Compensation figures released so far by large banks this year suggest a rich season for CEOs, despite myriad worries for markets, including slowing global growth, trade wars and Brexit uncertainty.
Compensation for Jamie Dimon, chief executive of JPMorgan Chase, the biggest US bank by assets, hit $31 billion in 2018, up 5.1 percent from last year and his highest pay since the 2008 financial crisis.
At Morgan Stanley, Chief Executive James Gorman will take home $29 million, up seven percent.
Final pay numbers are expected in the coming days from Bank of America, Goldman Sachs, Citigroup and Wells Fargo.
The biggest six US banks last year reported a record $117.6 billion in profits, with JPMorgan notching its highest-ever annual income of $32.5 billion and Morgan Stanley also a new peak at $8.2 billion.
– A wide gap –
Compensation varies for everyday employees of the financial heavyweights but even the more generous boosts do not reach the CEO pay bumps thus far.
Pay among JPMorgan’s 256,000 employees rose an average of 4.4 percent, while compensation for Morgan Stanley’s 60,300 workers dipped two percent, according to an analysis published over the weekend by the Financial Times.
At Goldman Sachs, which faces government probes over its connections to the scandal-plagued Malaysian fund 1MDB, worker salaries fell three percent.
Worker pay rose 2.2 percent at Bank of America and Citigroup and Wells Fargo worker pay climbed 4.1 percent, according to the Financial Times.
The gap between CEOs and rank-and-file employees remains astronomical.
At JPMorgan, Dimon’s salary is more than 364 times the median employee salary, while at Morgan Stanley Gorman’s compensation is some 192 times greater than that of a median employee, according to the AFL-CIO.
The bounty is even greater at other financial groups like private equity behemoth Blackstone, which paid Chief Executive Stephen Schwarzman $786 million in 2017, the third biggest salary ever on Wall Street behind Daniel Och of Och-Ziff Capital, who took home $1.2 billion in 2018 and $918.9 million in 2007.
Tharindra Ranasinghe, an assistant professor at the University of Maryland’s school of business, said the public’s view of the higher pay has been muted somewhat by improvement in the broader economy that has strengthened employment markets.
“It seems that this is not that much of an outrage for Main Street,” he told AFP. “It seems like Main Street kind of gets excited on this when the economy is doing badly.”
Some of the criticism has also likely been tempered by the practices of large banks adding rules that allow them to recover — or claw back — compensation in case of bad executive performance.
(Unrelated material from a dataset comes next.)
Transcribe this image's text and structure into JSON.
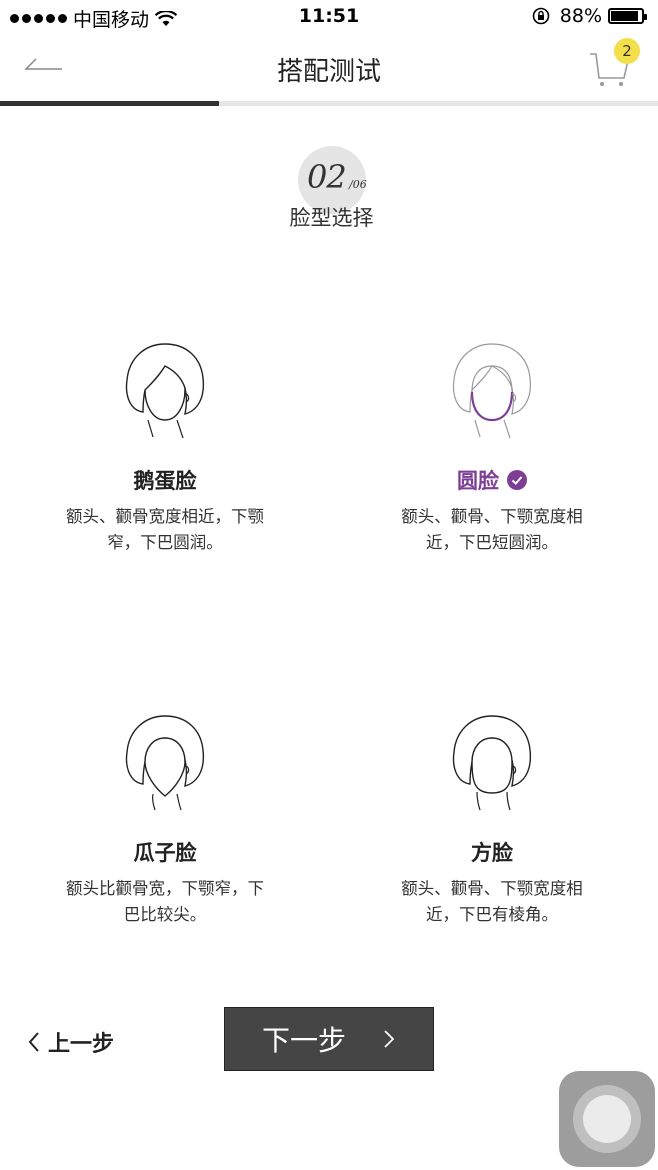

Another factor is that bank profits have risen, at least in part, due to traditional activities such as consumer loans or financing for mergers or public offerings.
“These are not speculative ventures that may run against the interests of Americans,” said Gregori Volokhine of Meeschaert Financial Services.